    Just search “Joey Porter they shot me in Denver” post game speech him and Bettis gave. It makes me wonder who on both sides of the ball the last couple years would give a speech like that. Maybe Taylor? I think V Williams will be that this year, and I’m hoping the offense rallies around somebody. These young guys are learning how to win, and once they start winning more and make it to the post season they will band together just like the SB team of the 2000’s. That’s how you build a team. That’s how you get guys to truly, and selflessly, buy into adversity and an us against the world mentality.

    With Brown’s commitment to the game, I’m hoping he can take on a fiery, vocal leadership role. Here’s to watching this team develop over the next couple years!

  • steeltown
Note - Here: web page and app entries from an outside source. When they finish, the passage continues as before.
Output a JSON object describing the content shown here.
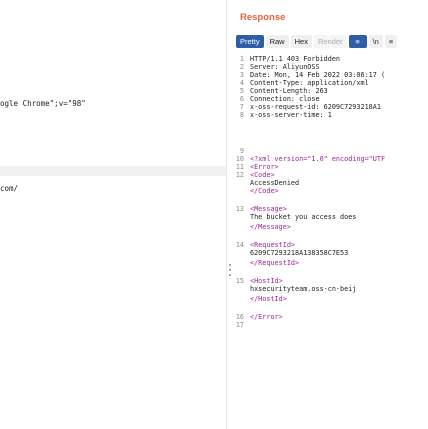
{
  "left_pane": {
    "lines": [
      "ogle Chrome\";v=\"98\"",
      "com/"
    ]
  },
  "response": {
    "title": "Response",
    "tabs": [
      "Pretty",
      "Raw",
      "Hex",
      "Render"
    ],
    "active_tab": "Pretty",
    "newline_label": "\\n",
    "menu_label": "≡"
  },
  "code": {
    "lines": [
      {
        "n": "1",
        "t": "HTTP/1.1 403 Forbidden"
      },
      {
        "n": "2",
        "t": "Server: AliyunOSS"
      },
      {
        "n": "3",
        "t": "Date: Mon, 14 Feb 2022 03:06:17 ("
      },
      {
        "n": "4",
        "t": "Content-Type: application/xml"
      },
      {
        "n": "5",
        "t": "Content-Length: 263"
      },
      {
        "n": "6",
        "t": "Connection: close"
      },
      {
        "n": "7",
        "t": "x-oss-request-id: 6209C7293218A1"
      },
      {
        "n": "8",
        "t": "x-oss-server-time: 1"
      },
      {
        "n": "9",
        "t": ""
      },
      {
        "n": "10",
        "t": "<?xml version=\"1.0\" encoding=\"UTF"
      },
      {
        "n": "11",
        "t": "  <Error>"
      },
      {
        "n": "12",
        "t": "    <Code>"
      },
      {
        "n": "",
        "t": "      AccessDenied"
      },
      {
        "n": "",
        "t": "    </Code>"
      },
      {
        "n": "13",
        "t": "    <Message>"
      },
      {
        "n": "",
        "t": "      The bucket you access does"
      },
      {
        "n": "",
        "t": "    </Message>"
      },
      {
        "n": "14",
        "t": "    <RequestId>"
      },
      {
        "n": "",
        "t": "      6209C7293218A138358C7E53"
      },
      {
        "n": "",
        "t": "    </RequestId>"
      },
      {
        "n": "15",
        "t": "    <HostId>"
      },
      {
        "n": "",
        "t": "      hxsecurityteam.oss-cn-beij"
      },
      {
        "n": "",
        "t": "    </HostId>"
      },
      {
        "n": "16",
        "t": "  </Error>"
      },
      {
        "n": "17",
        "t": ""
      }
    ]
  }
}
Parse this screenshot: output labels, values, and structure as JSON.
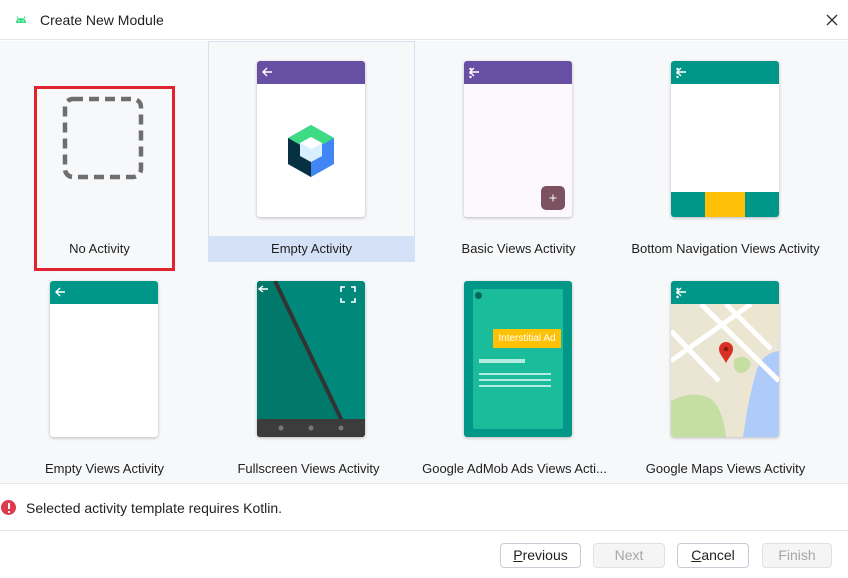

    Yea, this is what happens when veterans depart and a Team is in a youth transition, you start finding out who is the next in line to step up. But, when you really think about it, we still have most of the Offensive leaders. It’s not as if losing Wallace, Sanders and Dwyer will have any effect in that department. Losing Cotchery, yes, but that’s where AB and Moore come into the conversation, regarding WR leadership

  • dkoy85

    I agree. However, I’d really like to see an offensive player become an emotional leader. Somebody the team wins a superbowl for, like Bettis. Now I’m not naive enough to believe that’s the only thing they played for, but it was a big driving factor in the teams unity. I just don’t see that type of leader… yet. They are rare, but most great teams have them.

  • AndyR34

    I agree with this, but unless his public airing of issues is within the context framed by Matthew in this article, I have a concern with his choice of venues for demonstrating vocal leadership. He needs to keep it in the locker room IMHO. I think he has been too public with his vocalization.

  • tim

    I could not disagree with you more on that, it’s one thing had Clarke been on the team, made the comments and then Antonio Brown came back at him in the media, but it wasn’t like that Clark,is no longer on the team and Brown was defending his teammates.we haven’t heard of any other leaks or anything else like that coming out of the locker room……other than Clark, and IF you really look at it he’s had THE biggest mouth on the team…Wood was called out, yes but it needed to be done and he STILL did nada about improving his game, IMO……
    AB is NOW, whether anyone likes it or not, a team leader and I believe it absolutely a GOOD thing that he addressed the issue the way he did……and if anyone has m oticed Brown waited it seems until Clark was OFF the team to address it in the media….who KNOWS if AB called him or anyone in the team called him to tell him how they felt about that but, it seems maybe AB hasnt if Clark is now responding on Twitter saying” we babysat your kid…..maybe you dont know what a good teammate is!” What a douche thing to write to defend yourself…..sometimes being a friend and being a teammate are two totally different things!

  • JohnB

    If he wants to be a leader he cant act the way he did at the end of the year that got Ben mad at him. Cant be a leader when guys on your side don’t want to even talk to you.

  • ScottBB

    If he is one of the leaders this team is in big trouble. Same young money WR that got himself benched last year. He’s no leader at all.